It later said one person was killed and another one was wounded by sniper fire on the outskirts of the government-held Sheikh Maksoud neighborhood in Aleppo city.
Rebel groups said they have registered numerous violations by government forces across the country that could threaten the agreement.
Lt. Col. Fares al-Bayoush, commander of the 1,300-strong Fursan al-Haq Brigade, a US- backed rebel faction, told The Associated Press that his group and others affiliated with the mainstream Free Syrian Army are so far abiding by the truce.
“If they continue with these violations, we will be forced to retaliate accordingly,” he said by phone from southern Turkey.
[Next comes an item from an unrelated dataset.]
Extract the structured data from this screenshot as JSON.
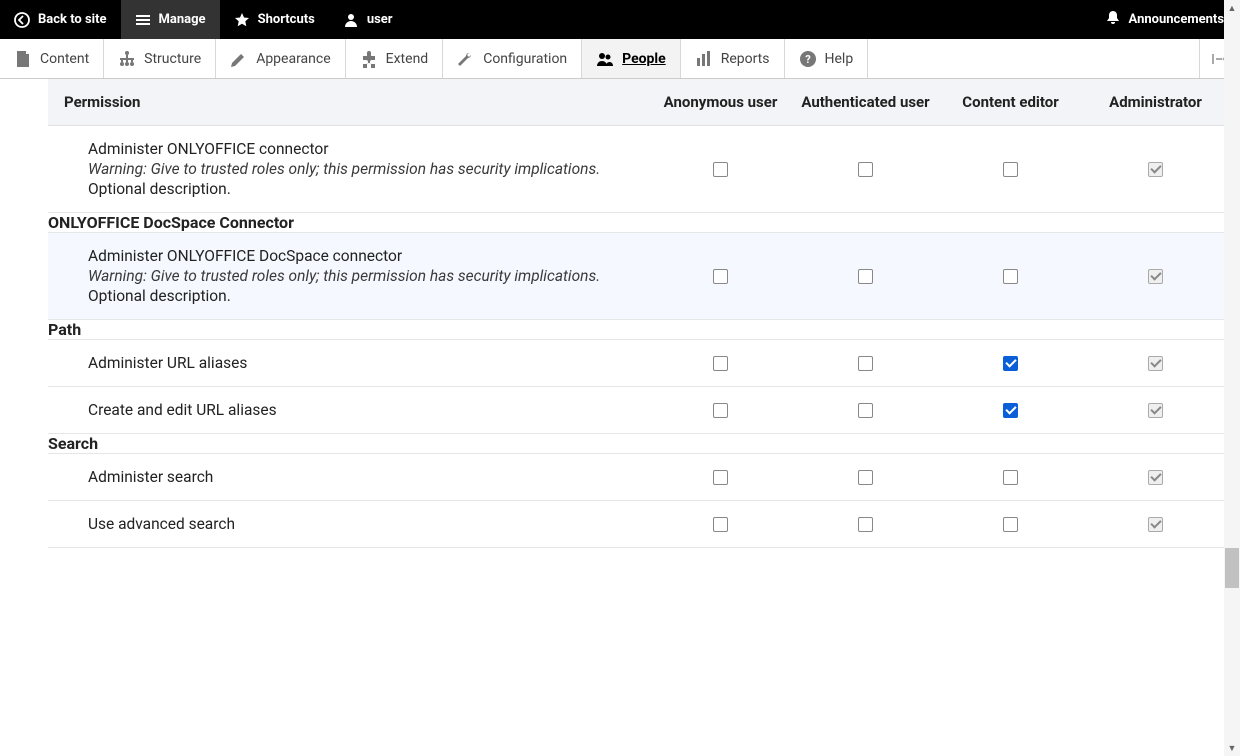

He added, however, that the cease- fire has sharply reduced government attacks across northern Syria, where his group is based.
The UN envoy for Syr i a , Staffan de Mistura said some incidents were to be expected, but that the situation after the first night and day of the ceasefire was “quite reassuring.” A top military official in Moscow said Russia has grounded its warplanes in Syria to help secure the cease- fire.
Lt.- Gen. Sergei Rudskoi said that while Russia will continue air strikes against IS and the Nusra Front, Moscow is keeping its aircraft on the ground for now “to avoid any possible mistakes.”
He said the Russian military had established hot lines to exchange information with the US military in order to help monitor the cease- fire and quickly respond to any conflict situations.
The US has provided the Russian Defense Ministry with similar maps and its own list of opposition units, which have agreed to respect the cease- fire.
Rudskoi said that according to the US-Russian agreements, a rebel unit that accidentally comes under attack should contact Russian or US representatives, who would quickly resolve the matter.
A SYRIAN covers his face as he walks between destroyed buildings in the old city of Homs on Friday. A cease-fire brought peace to parts of Syria on Saturday, but scenes of damage to properties like this show the devastation caused by the more than four years of civil war.